Are your seasonal allergies driving you crazy?
With gorgeous spring weather and the start of softball season, we’ve been spending a ton of time outside - near grass, weeds, and trees. For me, that means a scratchy throat and lots of sneezing. It is NOT fun! If you don’t have seasonal allergies, you are LUCKY, and you might be everyone’s enemy this time of year...
In the past, when my symptoms started I would start popping AllerClear or whatever generic allergy medicine Costco carried...not kidding. But as I continue to pay more attention to what I consume daily, allergy medicine finally crossed my mind.
The truth is, antihistamines and decongestants are really a band aid solution for allergy symptoms. A way to get through the season without having the intensity of allergy symptoms. Unfortunately, they don’t help the immune system so they don’t get to the root of the problem.
Addressing allergies without medication
I wondered how I could manage the annoyance of sneezing and itchy throat without medication. So I did a little research.
What I learned...the best way to avoid allergy symptoms is to avoid allergens. Duh!
But seriously there are some easy lifestyle changes that can help you avoid allergens:
Clean regularly, vacuuming at least once a week
Leave your shoes at the door
Use allergen resistant covers for your mattress and pillow case
Replace furnace filters regularly
Keep your windows and doors closed, especially at night
Avoid spending time outdoors when pollen is highest (between 5 and 10 am)
Change your clothes and shower after spending time outdoors
Ban the use of artificial fragrance in your home (like in cleaning products, scented candles, and air fresheners)
I also learned that there may be a connection between what we eat and seasonal allergies.
What we eat affects allergy symptoms
It makes sense to me…eating healthier makes our bodies, brains…and sinuses…healthier, right?
Turns out, people with Oral Allergy Syndrome (OAS) have increased allergy symptoms when they eat raw fruits and vegetables that have similar proteins to the pollen they are allergic to. The American Academy of Asthma, Allergy, and Immunology has more helpful information along with a table of what to avoid based on the kind of pollen you are allergic to.
Health experts also recommend eating a healthy diet. Also, there is evidence that eating foods high in specific vitamins, minerals, and probiotics might be helpful in reducing symptoms. These include Vitamin C and E, bioflavonoids, Omega-3s, and Magnesium.
What other “natural” allergy treatments are out there?
Beyond avoiding allergens and eating healthy, neti pots are also commonly recommended for managing seasonal allergies. Don’t forget to use sterile water and don’t use them every day. (Using a neti pot too frequently may cause a sinus infection due to removing some protective elements of the membranes of the nasal passage and sinuses.)
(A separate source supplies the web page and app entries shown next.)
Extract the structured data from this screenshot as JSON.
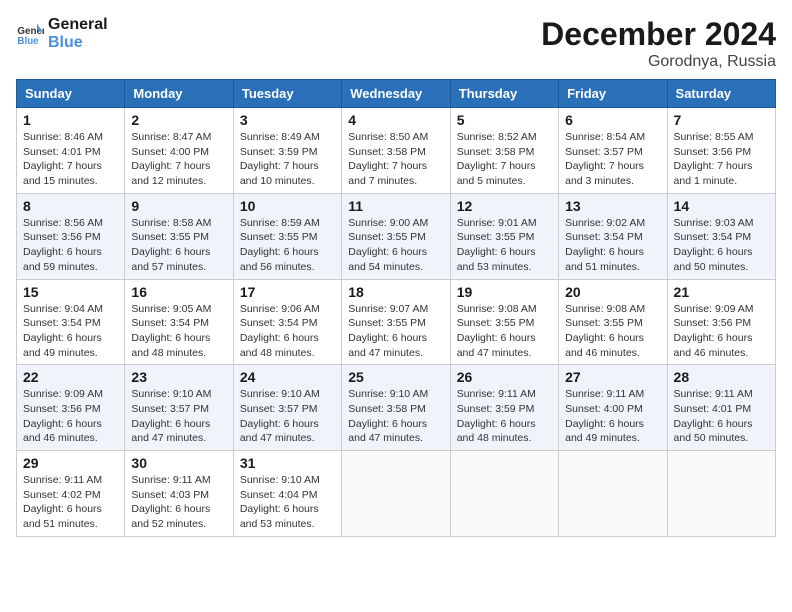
{
  "logo": {
    "line1": "General",
    "line2": "Blue"
  },
  "title": "December 2024",
  "location": "Gorodnya, Russia",
  "headers": [
    "Sunday",
    "Monday",
    "Tuesday",
    "Wednesday",
    "Thursday",
    "Friday",
    "Saturday"
  ],
  "weeks": [
    [
      {
        "day": "1",
        "info": "Sunrise: 8:46 AM\nSunset: 4:01 PM\nDaylight: 7 hours\nand 15 minutes."
      },
      {
        "day": "2",
        "info": "Sunrise: 8:47 AM\nSunset: 4:00 PM\nDaylight: 7 hours\nand 12 minutes."
      },
      {
        "day": "3",
        "info": "Sunrise: 8:49 AM\nSunset: 3:59 PM\nDaylight: 7 hours\nand 10 minutes."
      },
      {
        "day": "4",
        "info": "Sunrise: 8:50 AM\nSunset: 3:58 PM\nDaylight: 7 hours\nand 7 minutes."
      },
      {
        "day": "5",
        "info": "Sunrise: 8:52 AM\nSunset: 3:58 PM\nDaylight: 7 hours\nand 5 minutes."
      },
      {
        "day": "6",
        "info": "Sunrise: 8:54 AM\nSunset: 3:57 PM\nDaylight: 7 hours\nand 3 minutes."
      },
      {
        "day": "7",
        "info": "Sunrise: 8:55 AM\nSunset: 3:56 PM\nDaylight: 7 hours\nand 1 minute."
      }
    ],
    [
      {
        "day": "8",
        "info": "Sunrise: 8:56 AM\nSunset: 3:56 PM\nDaylight: 6 hours\nand 59 minutes."
      },
      {
        "day": "9",
        "info": "Sunrise: 8:58 AM\nSunset: 3:55 PM\nDaylight: 6 hours\nand 57 minutes."
      },
      {
        "day": "10",
        "info": "Sunrise: 8:59 AM\nSunset: 3:55 PM\nDaylight: 6 hours\nand 56 minutes."
      },
      {
        "day": "11",
        "info": "Sunrise: 9:00 AM\nSunset: 3:55 PM\nDaylight: 6 hours\nand 54 minutes."
      },
      {
        "day": "12",
        "info": "Sunrise: 9:01 AM\nSunset: 3:55 PM\nDaylight: 6 hours\nand 53 minutes."
      },
      {
        "day": "13",
        "info": "Sunrise: 9:02 AM\nSunset: 3:54 PM\nDaylight: 6 hours\nand 51 minutes."
      },
      {
        "day": "14",
        "info": "Sunrise: 9:03 AM\nSunset: 3:54 PM\nDaylight: 6 hours\nand 50 minutes."
      }
    ],
    [
      {
        "day": "15",
        "info": "Sunrise: 9:04 AM\nSunset: 3:54 PM\nDaylight: 6 hours\nand 49 minutes."
      },
      {
        "day": "16",
        "info": "Sunrise: 9:05 AM\nSunset: 3:54 PM\nDaylight: 6 hours\nand 48 minutes."
      },
      {
        "day": "17",
        "info": "Sunrise: 9:06 AM\nSunset: 3:54 PM\nDaylight: 6 hours\nand 48 minutes."
      },
      {
        "day": "18",
        "info": "Sunrise: 9:07 AM\nSunset: 3:55 PM\nDaylight: 6 hours\nand 47 minutes."
      },
      {
        "day": "19",
        "info": "Sunrise: 9:08 AM\nSunset: 3:55 PM\nDaylight: 6 hours\nand 47 minutes."
      },
      {
        "day": "20",
        "info": "Sunrise: 9:08 AM\nSunset: 3:55 PM\nDaylight: 6 hours\nand 46 minutes."
      },
      {
        "day": "21",
        "info": "Sunrise: 9:09 AM\nSunset: 3:56 PM\nDaylight: 6 hours\nand 46 minutes."
      }
    ],
    [
      {
        "day": "22",
        "info": "Sunrise: 9:09 AM\nSunset: 3:56 PM\nDaylight: 6 hours\nand 46 minutes."
      },
      {
        "day": "23",
        "info": "Sunrise: 9:10 AM\nSunset: 3:57 PM\nDaylight: 6 hours\nand 47 minutes."
      },
      {
        "day": "24",
        "info": "Sunrise: 9:10 AM\nSunset: 3:57 PM\nDaylight: 6 hours\nand 47 minutes."
      },
      {
        "day": "25",
        "info": "Sunrise: 9:10 AM\nSunset: 3:58 PM\nDaylight: 6 hours\nand 47 minutes."
      },
      {
        "day": "26",
        "info": "Sunrise: 9:11 AM\nSunset: 3:59 PM\nDaylight: 6 hours\nand 48 minutes."
      },
      {
        "day": "27",
        "info": "Sunrise: 9:11 AM\nSunset: 4:00 PM\nDaylight: 6 hours\nand 49 minutes."
      },
      {
        "day": "28",
        "info": "Sunrise: 9:11 AM\nSunset: 4:01 PM\nDaylight: 6 hours\nand 50 minutes."
      }
    ],
    [
      {
        "day": "29",
        "info": "Sunrise: 9:11 AM\nSunset: 4:02 PM\nDaylight: 6 hours\nand 51 minutes."
      },
      {
        "day": "30",
        "info": "Sunrise: 9:11 AM\nSunset: 4:03 PM\nDaylight: 6 hours\nand 52 minutes."
      },
      {
        "day": "31",
        "info": "Sunrise: 9:10 AM\nSunset: 4:04 PM\nDaylight: 6 hours\nand 53 minutes."
      },
      {
        "day": "",
        "info": ""
      },
      {
        "day": "",
        "info": ""
      },
      {
        "day": "",
        "info": ""
      },
      {
        "day": "",
        "info": ""
      }
    ]
  ]
}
I also asked members of my Facebook group what they use to help with allergies. I got a lot of suggestions including:
Honey - local and manuka
Apple cider vinegar
Nettle leaf tea
Since I had local honey at home, that’s what I tried first. And it definitely works! It solved my scratchy throat within minutes!
I’ve also been trying to be more consistent with taking daily probiotics. So far my allergies have been pretty bearable, I might even say mild.
If they get bad enough I’ll probably eventually use my neti pot, but I’m not a fan of dripping warm saline water through my nasal cavity. This is definitely a last resort!
How are you managing your seasonal allergies? I’d love to see your suggestions in the comments.
And, if you don’t have allergies, please don’t rub it in!